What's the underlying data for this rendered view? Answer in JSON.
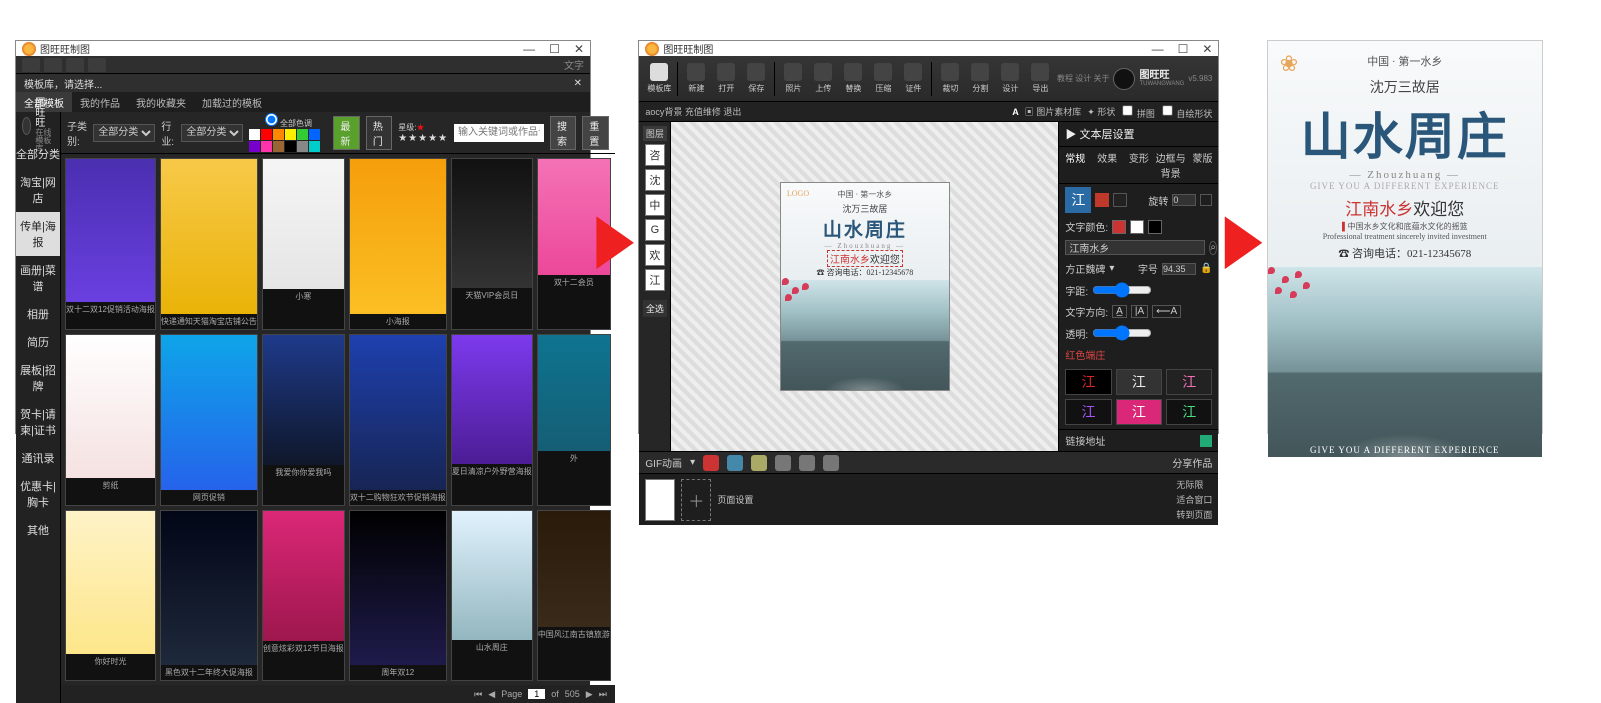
{
  "app_title": "图旺旺制图",
  "win1": {
    "crumb": "模板库，请选择...",
    "tabs": [
      "全部模板",
      "我的作品",
      "我的收藏夹",
      "加载过的模板"
    ],
    "brand_small": "图旺旺",
    "brand_sub": "在线模板库",
    "categories": [
      "全部分类",
      "淘宝|网店",
      "传单|海报",
      "画册|菜谱",
      "相册",
      "简历",
      "展板|招牌",
      "贺卡|请柬|证书",
      "通讯录",
      "优惠卡|胸卡",
      "其他"
    ],
    "active_category_idx": 2,
    "filter_labels": {
      "child": "子类别:",
      "industry": "行业:",
      "color": "全部色调",
      "star": "星级:",
      "latest": "最新",
      "hot": "热门",
      "search": "搜索",
      "reset": "重置"
    },
    "child_select": "全部分类",
    "industry_select": "全部分类",
    "search_placeholder": "输入关键词或作品号",
    "swatches": [
      "#ffffff",
      "#ff0000",
      "#ff8800",
      "#ffee00",
      "#33cc33",
      "#0066ff",
      "#7700cc",
      "#ff33aa",
      "#996633",
      "#000000",
      "#888888",
      "#00cccc"
    ],
    "thumbnails": [
      {
        "cap": "双十二双12促销活动海报",
        "bg": "linear-gradient(#4a2fb0,#6a3fe0)"
      },
      {
        "cap": "快递通知天猫淘宝店铺公告",
        "bg": "linear-gradient(#f7c948,#eab308)"
      },
      {
        "cap": "小寒",
        "bg": "linear-gradient(#f5f5f5,#e5e5e5)"
      },
      {
        "cap": "小海报",
        "bg": "linear-gradient(#f59e0b,#fbbf24)"
      },
      {
        "cap": "天猫VIP会员日",
        "bg": "linear-gradient(#111,#333)"
      },
      {
        "cap": "双十二会员",
        "bg": "linear-gradient(#f472b6,#ec4899)"
      },
      {
        "cap": "剪纸",
        "bg": "linear-gradient(#fff,#f5e1e1)"
      },
      {
        "cap": "网页促销",
        "bg": "linear-gradient(#0ea5e9,#2563eb)"
      },
      {
        "cap": "我爱你你爱我吗",
        "bg": "linear-gradient(#1e3a8a,#0f172a)"
      },
      {
        "cap": "双十二购物狂欢节促销海报",
        "bg": "linear-gradient(#1e40af,#172554)"
      },
      {
        "cap": "夏日清凉户外野营海报",
        "bg": "linear-gradient(#7c3aed,#4c1d95)"
      },
      {
        "cap": "外 ",
        "bg": "linear-gradient(#0e7490,#155e75)"
      },
      {
        "cap": "你好时光",
        "bg": "linear-gradient(#fef3c7,#fde68a)"
      },
      {
        "cap": "黑色双十二年终大促海报",
        "bg": "linear-gradient(#020617,#1e293b)"
      },
      {
        "cap": "创意炫彩双12节日海报",
        "bg": "linear-gradient(#db2777,#9d174d)"
      },
      {
        "cap": "周年双12",
        "bg": "linear-gradient(#000,#1e1b4b)"
      },
      {
        "cap": "山水周庄",
        "bg": "linear-gradient(#e0f2fe,#94b7bf)"
      },
      {
        "cap": "中国风江南古镇旅游",
        "bg": "linear-gradient(#2a1a0a,#3a2a1a)"
      }
    ],
    "pager": {
      "page_label": "Page",
      "page": "1",
      "of": "of",
      "total": "505"
    }
  },
  "win2": {
    "ribbon": [
      {
        "k": "home",
        "label": "模板库"
      },
      {
        "k": "new",
        "label": "新建"
      },
      {
        "k": "open",
        "label": "打开"
      },
      {
        "k": "save",
        "label": "保存"
      },
      {
        "k": "photo",
        "label": "照片"
      },
      {
        "k": "undo",
        "label": "上传"
      },
      {
        "k": "swap",
        "label": "替换"
      },
      {
        "k": "zip",
        "label": "压缩"
      },
      {
        "k": "id",
        "label": "证件"
      },
      {
        "k": "cut",
        "label": "裁切"
      },
      {
        "k": "pick",
        "label": "分割"
      },
      {
        "k": "screen",
        "label": "设计"
      },
      {
        "k": "gear",
        "label": "导出"
      }
    ],
    "brand": "图旺旺",
    "brand_en": "TUWANGWANG",
    "version": "v5.983",
    "top_links": [
      "教程",
      "设计",
      "关于"
    ],
    "subbar": {
      "file": "aocy背景 充值维修 退出",
      "btn_a": "A",
      "btn_pic": "图片素材库",
      "btn_shape": "形状",
      "chk_puzzle": "拼图",
      "chk_auto": "自绘形状"
    },
    "layers_header": "图层",
    "layers": [
      "咨",
      "沈",
      "中",
      "G",
      "欢",
      "江"
    ],
    "layers_select": "全选",
    "gif_label": "GIF动画",
    "lock_icons": 6,
    "share": "分享作品",
    "page_label": "页面设置",
    "thumb_right": [
      "无际限",
      "适合窗口",
      "转到页面"
    ],
    "props": {
      "title": "▶ 文本层设置",
      "tabs": [
        "常规",
        "效果",
        "变形",
        "边框与背景",
        "蒙版"
      ],
      "sample": "江",
      "font_dropdown": "旋转",
      "deg": "0",
      "color_label": "文字颜色:",
      "text_value": "江南水乡",
      "align_label": "方正魏碑",
      "size_label": "字号",
      "size_value": "94.35",
      "spacing_label": "字距:",
      "dir_label": "文字方向:",
      "alpha_label": "透明:",
      "preset_label": "红色端庄",
      "presets": [
        {
          "t": "江",
          "c": "#dc2626",
          "bg": "#000"
        },
        {
          "t": "江",
          "c": "#eee",
          "bg": "#333"
        },
        {
          "t": "江",
          "c": "#f472b6",
          "bg": "#222"
        },
        {
          "t": "江",
          "c": "#a855f7",
          "bg": "#111"
        },
        {
          "t": "江",
          "c": "#fff",
          "bg": "#db2777"
        },
        {
          "t": "江",
          "c": "#4ade80",
          "bg": "#111"
        }
      ],
      "link_label": "链接地址"
    }
  },
  "poster": {
    "badge": "❀",
    "tag": "中国 · 第一水乡",
    "subtitle": "沈万三故居",
    "title": "山水周庄",
    "en": "— Zhouzhuang —",
    "diff": "GIVE YOU A DIFFERENT EXPERIENCE",
    "welcome_hi": "江南水乡",
    "welcome_rest": "欢迎您",
    "info1": "中国水乡文化和底蕴水文化的摇篮",
    "info2": "Professional treatment  sincerely invited investment",
    "phone": "☎ 咨询电话：021-12345678",
    "logo_small": "LOGO",
    "foot": "GIVE YOU A DIFFERENT EXPERIENCE"
  }
}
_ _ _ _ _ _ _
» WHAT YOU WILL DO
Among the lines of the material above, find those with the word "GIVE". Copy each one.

» EXERCISE RESPONSE
    "diff": "GIVE YOU A DIFFERENT EXPERIENCE",
    "foot": "GIVE YOU A DIFFERENT EXPERIENCE"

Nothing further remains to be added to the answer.